▶ _What the task asks_:
Where a line in the records below contains the string "this", tally it; give only the final number.
++++ Input data ++++
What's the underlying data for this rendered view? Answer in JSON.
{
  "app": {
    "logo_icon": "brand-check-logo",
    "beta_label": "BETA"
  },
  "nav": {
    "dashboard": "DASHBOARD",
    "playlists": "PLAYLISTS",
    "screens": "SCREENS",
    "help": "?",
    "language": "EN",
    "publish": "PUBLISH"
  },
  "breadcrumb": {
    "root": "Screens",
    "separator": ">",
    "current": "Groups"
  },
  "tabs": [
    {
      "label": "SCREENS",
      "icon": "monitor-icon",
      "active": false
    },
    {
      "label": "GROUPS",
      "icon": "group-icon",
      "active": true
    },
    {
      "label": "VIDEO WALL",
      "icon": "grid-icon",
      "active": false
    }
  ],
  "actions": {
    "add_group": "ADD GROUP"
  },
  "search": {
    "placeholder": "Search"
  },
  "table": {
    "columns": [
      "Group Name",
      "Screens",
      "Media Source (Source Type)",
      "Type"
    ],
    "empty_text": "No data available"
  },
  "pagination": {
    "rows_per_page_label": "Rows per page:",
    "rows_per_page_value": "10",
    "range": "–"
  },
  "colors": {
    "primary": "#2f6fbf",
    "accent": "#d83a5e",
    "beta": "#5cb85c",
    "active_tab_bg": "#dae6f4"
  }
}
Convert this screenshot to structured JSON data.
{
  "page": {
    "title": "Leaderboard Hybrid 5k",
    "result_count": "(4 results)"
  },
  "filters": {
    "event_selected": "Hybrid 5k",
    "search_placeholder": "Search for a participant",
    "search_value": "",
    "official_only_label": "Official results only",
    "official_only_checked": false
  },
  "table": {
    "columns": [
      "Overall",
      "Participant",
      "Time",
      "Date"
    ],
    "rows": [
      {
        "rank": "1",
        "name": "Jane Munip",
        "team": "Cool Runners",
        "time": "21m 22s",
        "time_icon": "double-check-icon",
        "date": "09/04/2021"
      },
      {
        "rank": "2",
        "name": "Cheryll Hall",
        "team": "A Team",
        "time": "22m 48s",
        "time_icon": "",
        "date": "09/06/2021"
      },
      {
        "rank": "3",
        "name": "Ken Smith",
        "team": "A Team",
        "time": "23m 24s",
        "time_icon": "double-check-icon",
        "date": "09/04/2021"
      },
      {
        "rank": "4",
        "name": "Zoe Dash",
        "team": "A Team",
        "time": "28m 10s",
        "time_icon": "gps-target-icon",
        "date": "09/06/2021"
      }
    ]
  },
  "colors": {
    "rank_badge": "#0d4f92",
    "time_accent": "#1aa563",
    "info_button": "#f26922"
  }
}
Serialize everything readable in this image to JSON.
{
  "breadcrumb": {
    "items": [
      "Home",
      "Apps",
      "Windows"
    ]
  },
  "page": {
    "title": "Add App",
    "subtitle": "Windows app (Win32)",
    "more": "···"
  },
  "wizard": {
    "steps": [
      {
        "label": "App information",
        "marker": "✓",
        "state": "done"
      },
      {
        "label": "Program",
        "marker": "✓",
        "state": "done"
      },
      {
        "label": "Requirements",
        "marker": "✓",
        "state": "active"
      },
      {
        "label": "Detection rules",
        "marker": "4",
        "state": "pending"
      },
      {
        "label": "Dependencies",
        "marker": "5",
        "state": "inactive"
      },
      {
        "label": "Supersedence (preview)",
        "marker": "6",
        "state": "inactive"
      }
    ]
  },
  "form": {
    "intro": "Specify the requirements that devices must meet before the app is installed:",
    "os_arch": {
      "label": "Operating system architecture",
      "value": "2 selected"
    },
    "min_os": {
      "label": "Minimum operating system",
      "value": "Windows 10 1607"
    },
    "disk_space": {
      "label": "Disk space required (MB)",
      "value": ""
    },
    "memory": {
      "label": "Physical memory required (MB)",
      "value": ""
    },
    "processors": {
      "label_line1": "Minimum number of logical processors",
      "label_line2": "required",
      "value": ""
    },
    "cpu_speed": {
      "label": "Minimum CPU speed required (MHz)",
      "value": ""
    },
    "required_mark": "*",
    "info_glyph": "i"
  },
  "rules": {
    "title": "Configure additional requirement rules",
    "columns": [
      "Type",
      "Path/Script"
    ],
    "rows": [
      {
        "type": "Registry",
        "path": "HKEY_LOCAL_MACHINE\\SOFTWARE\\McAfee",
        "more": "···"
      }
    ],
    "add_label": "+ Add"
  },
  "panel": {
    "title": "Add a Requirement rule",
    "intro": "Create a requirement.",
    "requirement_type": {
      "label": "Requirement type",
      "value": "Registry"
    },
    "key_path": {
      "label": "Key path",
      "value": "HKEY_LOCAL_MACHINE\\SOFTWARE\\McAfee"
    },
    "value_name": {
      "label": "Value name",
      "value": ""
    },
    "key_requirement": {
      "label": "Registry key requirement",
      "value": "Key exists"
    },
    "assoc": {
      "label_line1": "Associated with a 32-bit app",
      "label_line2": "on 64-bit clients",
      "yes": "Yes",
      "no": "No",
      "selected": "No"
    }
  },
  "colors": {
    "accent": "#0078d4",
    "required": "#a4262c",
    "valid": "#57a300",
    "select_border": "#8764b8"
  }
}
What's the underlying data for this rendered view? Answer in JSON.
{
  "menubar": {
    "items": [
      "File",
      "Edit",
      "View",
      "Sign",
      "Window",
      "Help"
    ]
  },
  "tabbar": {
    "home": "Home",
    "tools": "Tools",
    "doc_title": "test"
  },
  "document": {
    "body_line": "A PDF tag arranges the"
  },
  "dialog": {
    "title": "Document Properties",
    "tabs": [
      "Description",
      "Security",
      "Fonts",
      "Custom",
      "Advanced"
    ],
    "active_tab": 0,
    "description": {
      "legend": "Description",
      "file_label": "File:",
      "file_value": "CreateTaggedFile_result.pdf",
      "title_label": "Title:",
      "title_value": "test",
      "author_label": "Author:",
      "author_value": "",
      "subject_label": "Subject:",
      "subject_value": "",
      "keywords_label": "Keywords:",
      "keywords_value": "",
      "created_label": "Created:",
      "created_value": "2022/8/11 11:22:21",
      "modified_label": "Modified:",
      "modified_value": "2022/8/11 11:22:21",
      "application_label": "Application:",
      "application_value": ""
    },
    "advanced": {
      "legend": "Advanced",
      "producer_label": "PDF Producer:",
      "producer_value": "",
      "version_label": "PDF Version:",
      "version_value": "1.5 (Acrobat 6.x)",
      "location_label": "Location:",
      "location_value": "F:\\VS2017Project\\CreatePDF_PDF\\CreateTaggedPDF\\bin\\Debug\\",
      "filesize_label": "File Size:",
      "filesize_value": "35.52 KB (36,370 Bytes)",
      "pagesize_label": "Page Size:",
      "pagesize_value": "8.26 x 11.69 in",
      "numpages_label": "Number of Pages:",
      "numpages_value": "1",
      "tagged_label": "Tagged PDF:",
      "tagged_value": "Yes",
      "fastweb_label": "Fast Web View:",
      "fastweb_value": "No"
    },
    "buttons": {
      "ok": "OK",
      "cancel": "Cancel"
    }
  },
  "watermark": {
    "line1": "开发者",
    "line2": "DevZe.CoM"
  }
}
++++
▶ _Solution below_:
4